The fourth edition of Writivism, an annual literary festival arranged by the Centre for African Cultural Excellence, was recently held in Kampala, Uganda, Farai Mudzingwa looks back on the experience.
In the web series Tuko Macho, a vigilante group sets out to clean up the city of Nairobi. This doesn’t augur well for them because they are now in competition with the police. What is worse, they have no regard for human rights. Will the ‘seekers of justice’ win the hearts of the people or will the police hunt them down?
In 2014 and 2015 the West African region experienced the deadliest Ebola outbreak since the discovery of the disease in 1976. About 11,350 people died and thousands of survivors are still living with the painful memories. 93 Days, a docudrama, which premiered in Nigeria this week tells the story of the sacrifices made by many people, who risked their lives to save Nigeria and West Africa from the catastrophe.
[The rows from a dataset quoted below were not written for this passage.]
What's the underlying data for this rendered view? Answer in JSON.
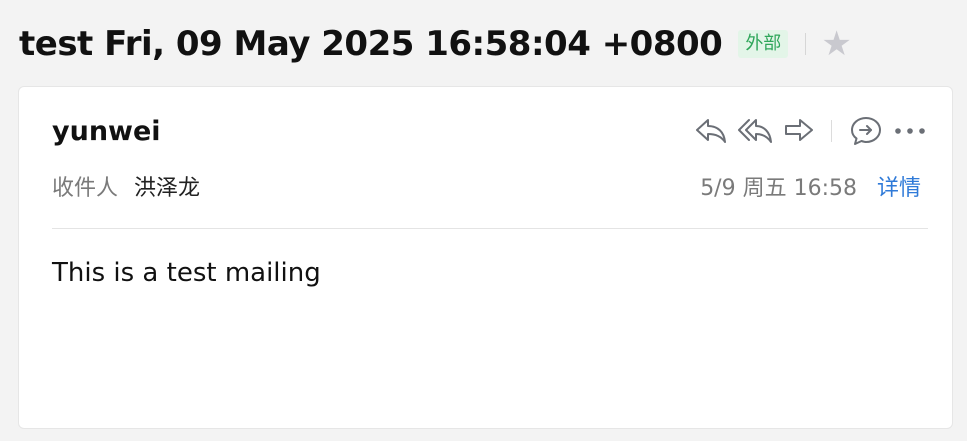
{
  "header": {
    "subject": "test Fri, 09 May 2025 16:58:04 +0800",
    "external_badge": "外部",
    "star_icon": "star-icon"
  },
  "message": {
    "sender": "yunwei",
    "recipient_label": "收件人",
    "recipient": "洪泽龙",
    "date": "5/9 周五 16:58",
    "details_link": "详情",
    "body": "This is a test mailing"
  },
  "actions": [
    {
      "name": "reply",
      "icon": "reply-icon"
    },
    {
      "name": "reply-all",
      "icon": "reply-all-icon"
    },
    {
      "name": "forward",
      "icon": "forward-icon"
    },
    {
      "name": "chat",
      "icon": "chat-icon"
    },
    {
      "name": "more",
      "icon": "more-icon"
    }
  ],
  "colors": {
    "badge_bg": "#e3f5e8",
    "badge_text": "#2fa65a",
    "link": "#2f7ad8",
    "icon": "#6b6f76",
    "star": "#c9c9cf"
  }
}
Today marks the 20th anniversary of the death of legendary and seminal America rapper, and actor Tupac Shakur who passed away on 13 September 1996 (aged 25) in Las Vegas, Nevada. Undoubtedly a hip-hop icon, Tupac made and left an indelible mark on the world and influenced a generation of artists, with his acerbic and profound lyrics on urban life in America. We remember Tupac through his quotes, and excerpts from his music.
Mark Zuckerberg has posted some pictures on his Facebook page having a whale of a time, experiencing Kenya’s “amazing natural beauty and wildlife”. The little bit of advertising from one of the world’s most recognizable faces could help boost Kenya’s tourism.
British athlete Lynsey Sharp has raised the ire of social media with her remarks, which seems to suggest she lost to Caster Semenya because it’s “difficult” to compete against the South African because of recent suspended hyperandrogenism regulations. Sharp stirred a hornet’s nest with comments implying that the reforms, allowing hyperandrogenic athletes to avoid artificially controlling testosterone levels made it difficult to fairly compete.
When Naseemah Mohamed, Kyomuhendo A Ateenyi and Bwesigye Bwa Mwesigire started Writivism in 2012, its focus was on Uganda. Today, Writivism runs workshops all over the African continent (and a mentoring programme), including in French-speaking countries; up to four creative writing prizes; publishes creative work by emerging African writers; and curates an annual literary festival in Kampala (and extends activities to schools). Dzekashu MacViban discusses with Bwesigye Bwa Mwesigire (Former Director in charge of Partnerships and Editorial duties), highlighting the singularity of Writivism’s projects, the importance of translation and what to expect during the 2016 Writivism Festival in Kampala, Uganda.
It was just under five years ago that the bubbly South African chef, Siba Mtongana, made her way onto our screens. Affectionately called the Queen of Convenience she showed off her culinary expertise on her television show, Siba’s Table, on […]
Jade Gibson opens up about the process of writing her debut novel, Glowfly Dance, a lyrical and poignant tale of domestic abuse and family trauma based on real-life events.